Abdellah Taļa writes short sentences, often without verbs. Single words sometimes. There is light and space in his prose. And despair. At times, he uses the ellipsis suggestively . . . bringing out the apertures within and between words and thoughts, eliciting the unbridgeable gap between individuals. That is where desire seems to lie, and where longing—and melancholia—is to be found in his writing.
An Arab Melancholia is Taļa’s fourth book of fiction, published originally in Paris in 2008. It is his second work to appear in English, following Salvation Army, which appeared in the US in 2009. Frank Stock has translated both works from Taļa’s French originals, and renders the haunting rhythm of the author’s deceivingly simple prose. French is more efficient—verbs imply their subjects—but the experience of reading these books in Stock’s English comes close to capturing the infectious cadence of Taļa’s chain of short sentences.
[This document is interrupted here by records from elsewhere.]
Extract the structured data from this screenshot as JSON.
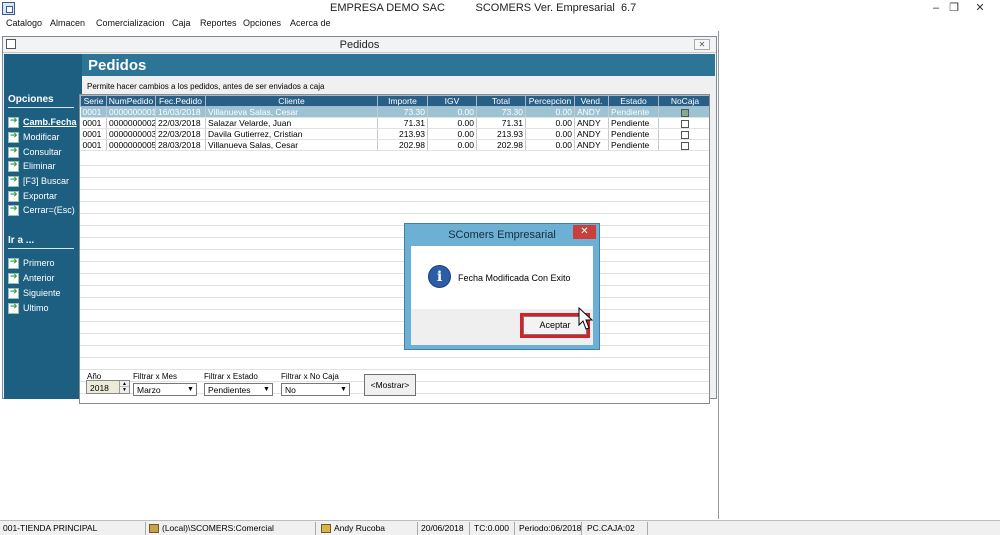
{
  "app": {
    "title": "EMPRESA DEMO SAC          SCOMERS Ver. Empresarial  6.7",
    "controls": {
      "minimize": "–",
      "restore": "❐",
      "close": "✕"
    }
  },
  "menu": [
    "Catalogo",
    "Almacen",
    "Comercializacion",
    "Caja",
    "Reportes",
    "Opciones",
    "Acerca de"
  ],
  "window": {
    "title": "Pedidos",
    "close": "✕"
  },
  "sidebar": {
    "options_header": "Opciones",
    "options": [
      "Camb.Fecha",
      "Modificar",
      "Consultar",
      "Eliminar",
      "[F3] Buscar",
      "Exportar",
      "Cerrar=(Esc)"
    ],
    "goto_header": "Ir a ...",
    "goto": [
      "Primero",
      "Anterior",
      "Siguiente",
      "Ultimo"
    ]
  },
  "main": {
    "header": "Pedidos",
    "description": "Permite hacer cambios a los pedidos, antes de ser enviados a caja"
  },
  "grid": {
    "columns": [
      "Serie",
      "NumPedido",
      "Fec.Pedido",
      "Cliente",
      "Importe",
      "IGV",
      "Total",
      "Percepcion",
      "Vend.",
      "Estado",
      "NoCaja"
    ],
    "rows": [
      [
        "0001",
        "0000000001",
        "16/03/2018",
        "Villanueva  Salas, Cesar",
        "73.30",
        "0.00",
        "73.30",
        "0.00",
        "ANDY",
        "Pendiente"
      ],
      [
        "0001",
        "0000000002",
        "22/03/2018",
        "Salazar Velarde, Juan",
        "71.31",
        "0.00",
        "71.31",
        "0.00",
        "ANDY",
        "Pendiente"
      ],
      [
        "0001",
        "0000000003",
        "22/03/2018",
        "Davila Gutierrez, Cristian",
        "213.93",
        "0.00",
        "213.93",
        "0.00",
        "ANDY",
        "Pendiente"
      ],
      [
        "0001",
        "0000000005",
        "28/03/2018",
        "Villanueva  Salas, Cesar",
        "202.98",
        "0.00",
        "202.98",
        "0.00",
        "ANDY",
        "Pendiente"
      ]
    ]
  },
  "filters": {
    "year_label": "Año",
    "year_value": "2018",
    "month_label": "Filtrar x Mes",
    "month_value": "Marzo",
    "state_label": "Filtrar x Estado",
    "state_value": "Pendientes",
    "nocaja_label": "Filtrar x No Caja",
    "nocaja_value": "No",
    "show_button": "<Mostrar>"
  },
  "dialog": {
    "title": "SComers Empresarial",
    "message": "Fecha Modificada Con Exito",
    "ok": "Aceptar",
    "close": "✕",
    "icon": "info-icon"
  },
  "statusbar": [
    "001-TIENDA PRINCIPAL",
    "(Local)\\SCOMERS:Comercial",
    "Andy Rucoba",
    "20/06/2018",
    "TC:0.000",
    "Periodo:06/2018",
    "PC.CAJA:02"
  ],
  "colors": {
    "sidebar": "#1d5f81",
    "header": "#2c7596",
    "grid_header": "#285f87",
    "selected_row": "#9cc3d4",
    "dialog_frame": "#6cb0d4",
    "highlight": "#d8202a"
  }
}
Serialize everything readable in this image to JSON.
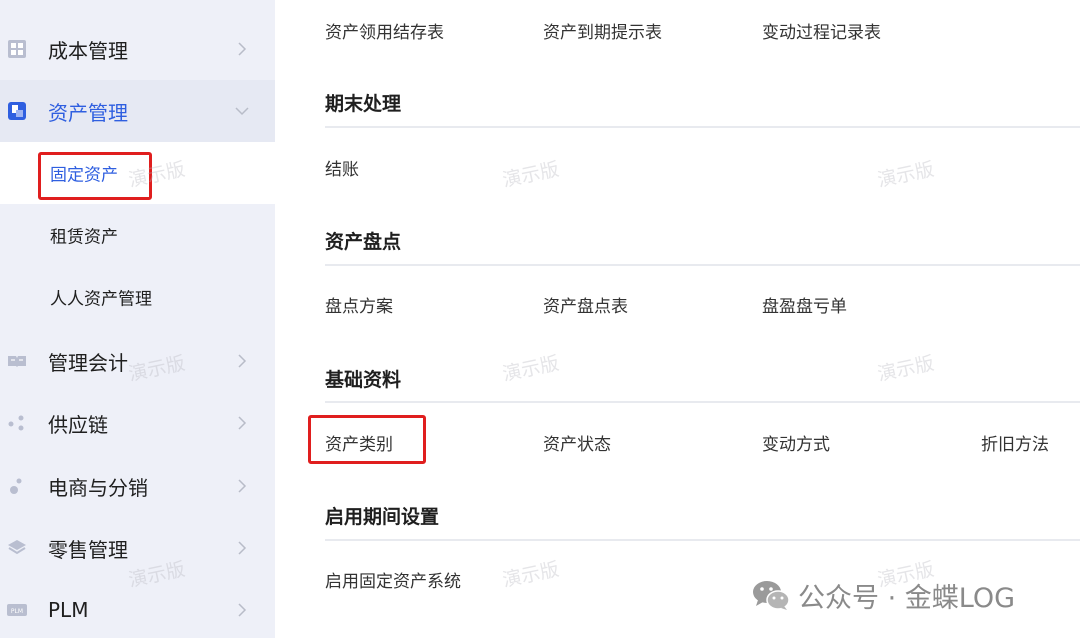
{
  "sidebar": {
    "items": [
      {
        "label": "成本管理",
        "icon": "grid-icon"
      },
      {
        "label": "资产管理",
        "icon": "asset-icon"
      },
      {
        "label": "管理会计",
        "icon": "book-icon"
      },
      {
        "label": "供应链",
        "icon": "dots-icon"
      },
      {
        "label": "电商与分销",
        "icon": "bubbles-icon"
      },
      {
        "label": "零售管理",
        "icon": "layers-icon"
      },
      {
        "label": "PLM",
        "icon": "plm-icon"
      }
    ],
    "sub_items": [
      {
        "label": "固定资产"
      },
      {
        "label": "租赁资产"
      },
      {
        "label": "人人资产管理"
      }
    ],
    "plm_icon_text": "PLM"
  },
  "main": {
    "top_links": [
      "资产领用结存表",
      "资产到期提示表",
      "变动过程记录表"
    ],
    "sections": [
      {
        "title": "期末处理",
        "links": [
          "结账"
        ]
      },
      {
        "title": "资产盘点",
        "links": [
          "盘点方案",
          "资产盘点表",
          "盘盈盘亏单"
        ]
      },
      {
        "title": "基础资料",
        "links": [
          "资产类别",
          "资产状态",
          "变动方式",
          "折旧方法"
        ]
      },
      {
        "title": "启用期间设置",
        "links": [
          "启用固定资产系统"
        ]
      }
    ]
  },
  "watermark": "演示版",
  "brand": {
    "text": "公众号 · 金蝶LOG"
  },
  "colors": {
    "accent": "#2f5fe0",
    "highlight": "#e01e1e",
    "sidebar_bg": "#eef0f8"
  }
}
The distance that remains is not unlike another gap that is impossible to erase, that of a Moroccan émigré translating himself and the conversations of those who have passed through his life into a French language already at a remove from Moroccan experience, even though familiar. That space—that disjuncture—has long been a preoccupation of writers from the Maghreb, from the Moroccan novelist and critic Abdelkebir Khatibi (Love in Two Languages) to the Algerian-born Jacques Derrida (Monolingualism of the Other). Here, Taļa gently lets his reader know that he is translating himself and his experience from the Moroccan Arabic of his youth to the French “script” of his writing.
Though both the French and American editions name An Arab Melancholia a “novel,” it reads like memoir. As in Salvation Army, the protagonist of this short book is a young man named Abdellah Taļa. And the Taļa of the novel resembles the Taļa who has made himself known through public interviews, both in France and in Morocco, where he is something of a literary celebrity and countercultural icon. (The cover of An Arab Melancholia describes Taļa as “the first openly gay autobiographical writer published in Morocco.”) Both Taļas grew up in Salé, the coastal city that faces the Moroccan capital, Rabat, a city known for its “pirates . . . who went around terrorizing people back in the 17th and 18th centuries.”
At the start of An Arab Melancholia, Taļa is twelve years old, living with his parents in a poor neighborhood. The summer heat makes him “crazy and feverish,” as do the older boys who invite him to watch them masturbate, kiss him, or let him join in group sex. Still, Taļa avers: “My childhood wasn’t over yet.” He is seeking “some kind of adventure.”
Taļa’s Salé is claustrophobic, ominous, but also includes the intimate space of the family and the derb, or domestic neighborhood, where the residents know him as the barefooted boy with slightly dirty feet. Taļa has taken the city where Robinson Crusoe was held captive and made it his own terrain. The pirates now are the threatening men of the neighborhood, the “real tough guys. The damned.” These “bad boys” are appealing to him: “I loved them.” But when a group of adolescents abuse him, both physically and spiritually, young Abdellah experiences a profound rupture—he touches a high-voltage power line and, nursed back to life by his father, vows to run toward “the unknown me, the one that was found, the lost self.”
As Taļa’s life unfolds, the retelling of it is not quite the reordering of a life’s experiences to make sense of it as in therapy. Rather, the way he crafts his stories, layering them, coming back to obsessions, is more like a filmmaker’s montage, with flashbacks, voice-overs, and characters who blend into each other. Indeed, Taļa encourages us to see his novel as a film: The ambition to make cinema is what leads him to Paris and, later in the novel, to Cairo, where he participates in another project in exploring the melancholia he sees all around him.
Everywhere, Taļa finds individuals, usually Arab but not always, who are searching to fill in the empty spaces of their lives and to make sense of their memories and passions: Karim, a French-Egyptian filmmaker who travels to Cairo to try to find the father he never knew; Slimane, Abdellah’s Algerian lover, who left a wife and children behind for Paris, but is obsessed with a boyfriend from his adolescence.
These characters, seeking resolutions that are often impossible, are expertly drawn. No matter how painful Taļa’s portraits of friends and lovers are, they are full of empathy, even hope. For Taļa, the feeling of a lack creates a new space in which to imagine a different future—one where melancholia may be a state that can save the lives of a new Arab generation.